In relative positioning, either in the static or kinematic mode, we are using the popular single -, double -, or triple difference functions to determine the accurate relative location of two or more receivers and take advantage of error cancellation/reduction when differencing the observables. The geometry-free solutions, which do not parameterize the position of the receiver explicitly, are suitable to discover and possibly remove cycle slips in preprocessing. A major part of this unit is devoted to the powerful LAMBDA (least-squares ambiguity decorrelation adjustment) technique to fix the estimated ambiguities to integer. Whenever centimeter-accurate relative positioning is needed, it is necessary to determine and fix the integer values of the ambiguities.

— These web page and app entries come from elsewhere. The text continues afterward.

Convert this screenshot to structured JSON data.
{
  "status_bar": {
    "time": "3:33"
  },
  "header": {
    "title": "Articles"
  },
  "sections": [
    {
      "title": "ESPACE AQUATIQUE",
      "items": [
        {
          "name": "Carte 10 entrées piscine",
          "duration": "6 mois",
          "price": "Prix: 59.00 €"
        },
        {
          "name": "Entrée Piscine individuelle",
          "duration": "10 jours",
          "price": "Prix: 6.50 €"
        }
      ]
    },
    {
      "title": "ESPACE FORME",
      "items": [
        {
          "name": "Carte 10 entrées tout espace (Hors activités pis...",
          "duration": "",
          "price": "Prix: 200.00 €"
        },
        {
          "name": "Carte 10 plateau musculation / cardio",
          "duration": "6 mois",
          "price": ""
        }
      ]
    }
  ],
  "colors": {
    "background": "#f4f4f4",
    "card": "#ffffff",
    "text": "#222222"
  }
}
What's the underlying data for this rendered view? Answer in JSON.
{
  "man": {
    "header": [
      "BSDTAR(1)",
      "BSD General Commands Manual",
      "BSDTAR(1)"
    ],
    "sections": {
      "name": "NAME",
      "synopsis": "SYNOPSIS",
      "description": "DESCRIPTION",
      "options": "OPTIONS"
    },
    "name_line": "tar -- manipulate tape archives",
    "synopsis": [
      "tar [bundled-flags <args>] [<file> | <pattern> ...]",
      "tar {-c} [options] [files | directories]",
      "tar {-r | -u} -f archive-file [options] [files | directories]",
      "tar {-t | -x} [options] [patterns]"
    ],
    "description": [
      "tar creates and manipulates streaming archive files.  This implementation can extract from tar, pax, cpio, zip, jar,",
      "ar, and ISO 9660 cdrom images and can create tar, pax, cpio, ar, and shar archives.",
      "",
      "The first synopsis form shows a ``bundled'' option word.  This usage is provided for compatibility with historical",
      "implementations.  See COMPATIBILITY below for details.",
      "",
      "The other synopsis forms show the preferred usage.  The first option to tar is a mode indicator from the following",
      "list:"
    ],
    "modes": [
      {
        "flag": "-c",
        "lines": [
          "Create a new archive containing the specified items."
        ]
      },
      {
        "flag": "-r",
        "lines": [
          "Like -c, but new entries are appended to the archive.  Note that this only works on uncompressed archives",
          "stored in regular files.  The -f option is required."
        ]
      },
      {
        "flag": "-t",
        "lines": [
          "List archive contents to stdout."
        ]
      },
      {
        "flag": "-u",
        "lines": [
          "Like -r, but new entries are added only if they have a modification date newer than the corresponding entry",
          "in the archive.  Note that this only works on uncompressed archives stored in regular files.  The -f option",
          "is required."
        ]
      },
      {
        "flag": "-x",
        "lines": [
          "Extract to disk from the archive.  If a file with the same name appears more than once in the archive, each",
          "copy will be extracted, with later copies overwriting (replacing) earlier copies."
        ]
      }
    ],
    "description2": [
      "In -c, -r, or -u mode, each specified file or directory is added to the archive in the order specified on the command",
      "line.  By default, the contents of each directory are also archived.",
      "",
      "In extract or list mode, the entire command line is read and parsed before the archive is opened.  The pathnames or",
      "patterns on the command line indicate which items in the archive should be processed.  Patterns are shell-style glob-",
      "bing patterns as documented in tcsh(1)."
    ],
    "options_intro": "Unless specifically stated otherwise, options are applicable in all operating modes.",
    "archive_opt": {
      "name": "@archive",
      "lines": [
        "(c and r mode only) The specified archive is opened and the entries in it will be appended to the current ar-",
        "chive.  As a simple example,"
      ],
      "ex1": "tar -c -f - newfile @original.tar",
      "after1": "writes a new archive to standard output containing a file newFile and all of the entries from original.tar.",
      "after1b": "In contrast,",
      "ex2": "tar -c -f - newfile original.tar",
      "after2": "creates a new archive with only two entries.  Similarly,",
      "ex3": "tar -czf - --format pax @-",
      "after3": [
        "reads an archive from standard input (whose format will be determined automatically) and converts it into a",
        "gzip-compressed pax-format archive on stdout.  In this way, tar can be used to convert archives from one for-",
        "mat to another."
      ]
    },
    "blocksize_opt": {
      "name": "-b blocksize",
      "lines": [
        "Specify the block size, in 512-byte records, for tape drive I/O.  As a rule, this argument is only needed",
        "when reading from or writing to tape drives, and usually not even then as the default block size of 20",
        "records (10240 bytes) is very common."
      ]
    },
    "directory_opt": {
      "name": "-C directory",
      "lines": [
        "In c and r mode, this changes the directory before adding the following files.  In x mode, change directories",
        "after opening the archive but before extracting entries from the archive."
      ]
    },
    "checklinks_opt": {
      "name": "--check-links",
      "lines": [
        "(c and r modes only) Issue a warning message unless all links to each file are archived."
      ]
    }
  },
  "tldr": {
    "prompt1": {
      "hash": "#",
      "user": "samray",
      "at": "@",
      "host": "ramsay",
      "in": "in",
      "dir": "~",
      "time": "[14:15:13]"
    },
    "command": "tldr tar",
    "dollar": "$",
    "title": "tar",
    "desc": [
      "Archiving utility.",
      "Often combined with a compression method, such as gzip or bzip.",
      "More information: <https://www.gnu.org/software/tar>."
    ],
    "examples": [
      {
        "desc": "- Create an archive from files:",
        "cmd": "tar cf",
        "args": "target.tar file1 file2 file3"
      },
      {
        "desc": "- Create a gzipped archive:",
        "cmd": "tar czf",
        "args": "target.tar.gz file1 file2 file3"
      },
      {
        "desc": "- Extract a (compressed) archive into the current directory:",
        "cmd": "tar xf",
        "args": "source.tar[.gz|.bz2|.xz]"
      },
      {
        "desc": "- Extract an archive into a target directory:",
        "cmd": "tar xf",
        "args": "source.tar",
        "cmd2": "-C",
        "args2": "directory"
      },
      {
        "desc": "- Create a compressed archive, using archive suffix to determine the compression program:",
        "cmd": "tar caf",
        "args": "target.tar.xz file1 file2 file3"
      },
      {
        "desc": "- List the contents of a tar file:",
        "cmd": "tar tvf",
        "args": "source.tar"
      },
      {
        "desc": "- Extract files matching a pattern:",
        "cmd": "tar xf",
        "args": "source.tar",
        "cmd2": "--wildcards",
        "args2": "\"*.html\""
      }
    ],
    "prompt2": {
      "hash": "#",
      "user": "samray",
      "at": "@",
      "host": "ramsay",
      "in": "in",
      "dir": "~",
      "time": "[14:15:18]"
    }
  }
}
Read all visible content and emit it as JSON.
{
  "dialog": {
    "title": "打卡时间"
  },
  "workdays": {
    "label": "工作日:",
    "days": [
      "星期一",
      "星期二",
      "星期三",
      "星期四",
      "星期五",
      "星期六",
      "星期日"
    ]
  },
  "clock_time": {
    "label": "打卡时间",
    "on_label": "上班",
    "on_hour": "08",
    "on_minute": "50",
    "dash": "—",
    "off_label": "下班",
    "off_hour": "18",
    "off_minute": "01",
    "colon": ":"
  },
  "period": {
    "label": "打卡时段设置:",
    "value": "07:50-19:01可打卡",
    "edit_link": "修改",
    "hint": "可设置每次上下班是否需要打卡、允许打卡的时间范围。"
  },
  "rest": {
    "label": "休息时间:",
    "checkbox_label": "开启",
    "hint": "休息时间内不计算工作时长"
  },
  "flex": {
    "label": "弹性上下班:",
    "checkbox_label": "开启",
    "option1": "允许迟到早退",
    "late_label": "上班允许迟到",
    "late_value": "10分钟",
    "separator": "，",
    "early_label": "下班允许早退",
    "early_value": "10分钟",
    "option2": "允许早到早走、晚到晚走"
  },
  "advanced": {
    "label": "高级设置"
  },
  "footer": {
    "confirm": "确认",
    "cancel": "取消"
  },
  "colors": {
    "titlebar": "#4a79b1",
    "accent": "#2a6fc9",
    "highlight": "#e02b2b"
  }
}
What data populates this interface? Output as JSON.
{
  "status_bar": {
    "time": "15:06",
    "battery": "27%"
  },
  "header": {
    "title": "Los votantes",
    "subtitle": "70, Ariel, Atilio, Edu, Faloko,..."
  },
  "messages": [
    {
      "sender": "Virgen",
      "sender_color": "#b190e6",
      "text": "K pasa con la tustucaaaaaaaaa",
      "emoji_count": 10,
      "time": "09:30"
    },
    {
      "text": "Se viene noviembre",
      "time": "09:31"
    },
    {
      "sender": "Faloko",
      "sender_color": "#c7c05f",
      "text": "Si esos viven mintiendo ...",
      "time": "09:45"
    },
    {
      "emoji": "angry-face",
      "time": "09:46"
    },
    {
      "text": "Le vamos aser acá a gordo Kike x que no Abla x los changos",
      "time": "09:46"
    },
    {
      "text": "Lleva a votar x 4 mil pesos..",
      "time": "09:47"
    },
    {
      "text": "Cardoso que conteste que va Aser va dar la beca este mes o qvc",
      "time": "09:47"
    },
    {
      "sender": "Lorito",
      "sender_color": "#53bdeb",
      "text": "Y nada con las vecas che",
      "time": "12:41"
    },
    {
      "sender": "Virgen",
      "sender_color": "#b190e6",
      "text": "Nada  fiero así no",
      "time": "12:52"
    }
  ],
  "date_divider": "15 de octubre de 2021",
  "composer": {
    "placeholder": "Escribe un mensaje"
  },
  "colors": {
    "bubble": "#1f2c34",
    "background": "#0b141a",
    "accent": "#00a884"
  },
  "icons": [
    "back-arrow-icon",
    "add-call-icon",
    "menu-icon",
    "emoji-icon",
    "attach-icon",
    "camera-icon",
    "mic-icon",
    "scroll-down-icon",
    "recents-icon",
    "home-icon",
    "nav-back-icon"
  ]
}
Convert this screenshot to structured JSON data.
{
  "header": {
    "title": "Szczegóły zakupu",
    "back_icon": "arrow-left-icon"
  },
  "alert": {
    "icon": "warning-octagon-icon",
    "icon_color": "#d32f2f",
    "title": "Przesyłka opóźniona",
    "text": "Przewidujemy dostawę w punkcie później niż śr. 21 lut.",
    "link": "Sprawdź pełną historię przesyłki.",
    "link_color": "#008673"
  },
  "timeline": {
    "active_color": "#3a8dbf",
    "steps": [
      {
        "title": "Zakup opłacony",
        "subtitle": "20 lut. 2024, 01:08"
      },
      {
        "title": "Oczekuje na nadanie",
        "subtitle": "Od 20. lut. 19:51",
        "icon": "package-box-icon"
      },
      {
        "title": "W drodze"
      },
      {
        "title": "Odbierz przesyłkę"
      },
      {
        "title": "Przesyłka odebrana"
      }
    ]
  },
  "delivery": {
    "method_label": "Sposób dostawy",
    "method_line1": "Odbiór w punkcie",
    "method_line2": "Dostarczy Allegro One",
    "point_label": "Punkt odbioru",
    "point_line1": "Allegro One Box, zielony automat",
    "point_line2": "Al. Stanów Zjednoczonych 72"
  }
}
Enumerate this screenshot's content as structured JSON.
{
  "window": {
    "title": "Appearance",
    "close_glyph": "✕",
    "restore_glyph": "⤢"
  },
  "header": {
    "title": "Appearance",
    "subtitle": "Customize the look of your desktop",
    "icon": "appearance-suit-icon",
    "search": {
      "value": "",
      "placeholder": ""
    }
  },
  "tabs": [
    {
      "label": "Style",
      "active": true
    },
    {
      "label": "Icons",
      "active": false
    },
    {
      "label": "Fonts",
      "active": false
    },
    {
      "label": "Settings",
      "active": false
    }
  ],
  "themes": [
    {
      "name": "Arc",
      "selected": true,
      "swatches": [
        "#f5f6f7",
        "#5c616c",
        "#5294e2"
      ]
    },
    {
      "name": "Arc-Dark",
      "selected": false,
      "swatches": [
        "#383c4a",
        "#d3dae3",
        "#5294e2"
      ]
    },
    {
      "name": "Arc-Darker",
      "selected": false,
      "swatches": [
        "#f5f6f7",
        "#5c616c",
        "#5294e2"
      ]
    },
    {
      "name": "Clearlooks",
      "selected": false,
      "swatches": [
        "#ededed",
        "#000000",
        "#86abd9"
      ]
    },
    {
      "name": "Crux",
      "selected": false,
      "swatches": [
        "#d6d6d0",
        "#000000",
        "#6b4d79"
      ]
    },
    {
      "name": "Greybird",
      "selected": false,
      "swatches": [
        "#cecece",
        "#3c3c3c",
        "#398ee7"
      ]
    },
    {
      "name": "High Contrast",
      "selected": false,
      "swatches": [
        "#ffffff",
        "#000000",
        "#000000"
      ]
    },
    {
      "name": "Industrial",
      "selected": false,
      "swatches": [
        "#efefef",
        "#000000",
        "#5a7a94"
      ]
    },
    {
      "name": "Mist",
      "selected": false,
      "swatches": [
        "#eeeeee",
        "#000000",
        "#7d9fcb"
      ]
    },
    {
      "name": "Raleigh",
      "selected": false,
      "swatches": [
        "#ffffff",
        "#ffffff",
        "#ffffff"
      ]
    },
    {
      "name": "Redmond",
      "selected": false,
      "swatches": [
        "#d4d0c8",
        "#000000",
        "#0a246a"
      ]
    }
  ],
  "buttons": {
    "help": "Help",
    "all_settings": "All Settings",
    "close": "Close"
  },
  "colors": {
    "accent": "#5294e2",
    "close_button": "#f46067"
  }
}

SU 3250 Survey Measurement and Adjustment (credit, MTU). This course is part of the undergraduate program in surveying. It consists of GPS 401, plus parts of GPS 403, plus some additional material. Large portion of GPS 403 were incorporated that pertain to the statistical interpretation of error ellipses and various statistical tests. Because of its significance and generality, the observation equation adjustment model with a priori information on the parameters is placed at the center of the course and extensively applied in laboratories to implement minimal constraints, quality control of observations, study variant and invariant quantities, and study the impact of different coordinate system definitions. 3 Cr; MTU prerequisites apply.
SU 4060 Principle of Geodesy (credit, MTU). This course is part of the undergraduate program in surveying. It consists of GPS 441, plus parts of GPS 442 and GPS 443 which exclude lengthy derivations that heavily depend on elements from differential geometry. Undergraduate students taking this course are not expected to have completed a course of Differential Geometry. 3 Cr; MTU prerequisites apply, SU 3250 or equivalent
SU 5020 Data Analysis and Adjustment (credit, MTU). This is a graduate course and offered as part of the Program on Geospatial Technology. It is designed for students who desire a deep understanding of adjustment. Therefore the courses GPS 401, 402, and 403 were combined without deleting any material. 3 Cr; MTU prerequisites apply.
SU 5021 Geodetic Models (credit, MTU). This is a graduate course and offered as part of the Program on Geospatial Technology. It is designed for students who desire a deep understanding of geodesy. Therefore the courses GPS 441, 442, and 443 were combined without deleting any material. 3 Cr; MTU prerequisites apply.
SU 5022 Positioning with GNSS (credit, MTU). This is a graduate course and offered as part of the Program on Geospatial Technology. It is designed for students who desire a deep understanding of positioning with GNSS. Therefore the courses GPS 570, 571, and 572 were combined without deleting any material. 3 Cr; MTU prerequisites apply.
SU 5023 Geospatial Positioning (credit, MTU). This is a graduate course and offered as part of the Program on Geospatial Technology. It is designed for interdisciplinary students who acquire a thorough understanding of adjustments, geodesy, and positioning with GNSS provided in one course. Therefore the courses GPS 401, 403, 441, 443, 570, 571, and 572 were combined. When deciding which material to include, preference was given to the GNSS courses 570, 571, and 572. Note that the course GPS 442 which deals primarily with the mixed adjustment model has been excluded. In addition, all mathematical material that requires advanced understanding of Differential Geometry has been excluded.3 Cr; MTU prerequisites apply, which positively includes calculus, statistics, and matrices.